There are increasing signs of strain in the banking system with some banks running out of funds to lend as tightening liquidity and a thin depositor base pull credit growth to a 20-year low.
A market report compiled by economic consultancy firm, Econsult says the banking system seems to be under pressure from a number of fronts with both demand and supply factors constraining the industry.
“Banking liquidity has been falling steadily for some time, but the decline has been particularly sharp since the beginning of 2017. Excess liquidity fell to 2.6% of banking assets in April, the lowest since the “liquidity crisis” of late 2014. “The liquidity squeeze has been driven by stagnant deposits. There has been no growth in the deposit base of banks for at least two years. With little surplus liquidity, it is not surprising that bank lending has slowed. The banks (or some of them at least) are simply running out of loanable funds,” reads the report. A bank’s liquidity refers to its ability to meet all anticipated obligations such as funding loans or debt payments using available funds without having to liquidate other assets.
At the same time, the report says that the level of bank loans in arrears has jumped sharply to 8.3% up from 6.4% a year earlier. Statistics show that businesses are more indebted and in higher arrears than households.
“Contrary to some perceptions that it is household borrowers that are debt stressed, the most striking increase in arrears has been on lending to businesses and – for the first time – on lending to parastatals,” reads the report.
Due to the combination of these developments – lack of supply of loanable funds and concerns about credit risk – combined with much
The latest financial statistics provided by the Bank of Botswana (BoB) show that the loan to deposit ratio for commercial banks has risen from about 79% in May last year to 85% in March this year before slightly reducing to 93% by may, 3017. At the peak of the liquidity squeeze in 2014, loan deposit rations for some banks reached a highs of 90% leading to some banks being penalised by the central bank after falling below the minimum liquidity threshold.

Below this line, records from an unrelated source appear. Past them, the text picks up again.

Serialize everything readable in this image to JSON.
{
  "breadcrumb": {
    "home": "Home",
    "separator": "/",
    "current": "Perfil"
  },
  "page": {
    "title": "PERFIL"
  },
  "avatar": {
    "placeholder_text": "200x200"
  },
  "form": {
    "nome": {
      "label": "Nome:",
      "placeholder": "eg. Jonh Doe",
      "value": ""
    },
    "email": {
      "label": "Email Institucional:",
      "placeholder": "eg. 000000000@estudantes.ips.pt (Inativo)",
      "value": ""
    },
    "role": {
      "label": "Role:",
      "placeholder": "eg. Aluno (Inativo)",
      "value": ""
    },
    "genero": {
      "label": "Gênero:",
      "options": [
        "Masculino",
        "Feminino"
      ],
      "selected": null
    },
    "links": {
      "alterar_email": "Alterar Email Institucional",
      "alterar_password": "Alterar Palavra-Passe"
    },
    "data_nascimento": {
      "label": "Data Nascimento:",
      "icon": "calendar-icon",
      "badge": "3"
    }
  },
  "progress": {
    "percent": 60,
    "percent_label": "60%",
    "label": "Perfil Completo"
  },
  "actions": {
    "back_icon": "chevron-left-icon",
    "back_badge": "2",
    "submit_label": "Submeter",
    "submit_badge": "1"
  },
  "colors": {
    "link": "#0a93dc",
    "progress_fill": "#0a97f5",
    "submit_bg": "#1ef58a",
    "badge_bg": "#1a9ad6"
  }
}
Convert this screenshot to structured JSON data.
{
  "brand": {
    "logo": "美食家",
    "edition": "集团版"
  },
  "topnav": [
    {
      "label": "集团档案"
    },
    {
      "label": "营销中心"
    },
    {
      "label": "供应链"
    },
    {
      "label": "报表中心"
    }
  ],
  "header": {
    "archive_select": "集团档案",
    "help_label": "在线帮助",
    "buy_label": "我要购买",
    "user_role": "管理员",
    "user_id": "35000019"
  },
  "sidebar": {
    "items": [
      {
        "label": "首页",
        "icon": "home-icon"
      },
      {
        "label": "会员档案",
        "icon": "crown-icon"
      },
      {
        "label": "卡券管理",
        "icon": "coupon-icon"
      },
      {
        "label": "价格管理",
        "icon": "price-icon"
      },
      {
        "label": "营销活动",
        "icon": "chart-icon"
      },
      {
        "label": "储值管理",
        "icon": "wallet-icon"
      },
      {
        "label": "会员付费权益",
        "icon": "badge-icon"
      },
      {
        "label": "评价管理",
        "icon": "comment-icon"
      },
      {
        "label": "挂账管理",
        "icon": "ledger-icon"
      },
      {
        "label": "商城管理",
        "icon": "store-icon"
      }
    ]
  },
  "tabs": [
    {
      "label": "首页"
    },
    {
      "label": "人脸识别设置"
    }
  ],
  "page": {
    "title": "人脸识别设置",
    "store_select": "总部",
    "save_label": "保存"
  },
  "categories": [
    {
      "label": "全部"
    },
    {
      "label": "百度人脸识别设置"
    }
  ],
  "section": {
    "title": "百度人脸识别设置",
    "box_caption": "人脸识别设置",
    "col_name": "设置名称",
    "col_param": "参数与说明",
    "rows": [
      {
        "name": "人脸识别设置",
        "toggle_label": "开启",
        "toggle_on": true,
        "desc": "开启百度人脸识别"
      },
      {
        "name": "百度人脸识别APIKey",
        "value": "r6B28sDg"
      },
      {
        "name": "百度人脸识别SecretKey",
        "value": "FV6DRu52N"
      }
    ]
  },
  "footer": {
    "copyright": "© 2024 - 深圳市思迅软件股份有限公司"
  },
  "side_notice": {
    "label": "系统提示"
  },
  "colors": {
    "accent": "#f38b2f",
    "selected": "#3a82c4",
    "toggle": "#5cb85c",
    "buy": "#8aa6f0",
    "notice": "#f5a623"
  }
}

The Banking Act prescribes that commercial banks are required to keep at least 10% of the assets in cash or near cash local instruments to meet short-term depositor obligations. Following the last rate cut by the BoB in August last year, some banks have been dropping their deposit rates to very low levels, which could have forced depositors to take their funds elsewhere.
The declining returns on the Botswana Stock Exchange where the market fell 11% in 2016 and 1.7% in first half of 2017, coupled with perceptions of a deteriorating business environment and economic growth prospects, may also be driving capital outflows. The last liquidity squeeze was blamed on a mismatch between growths in deposits against rise in credit.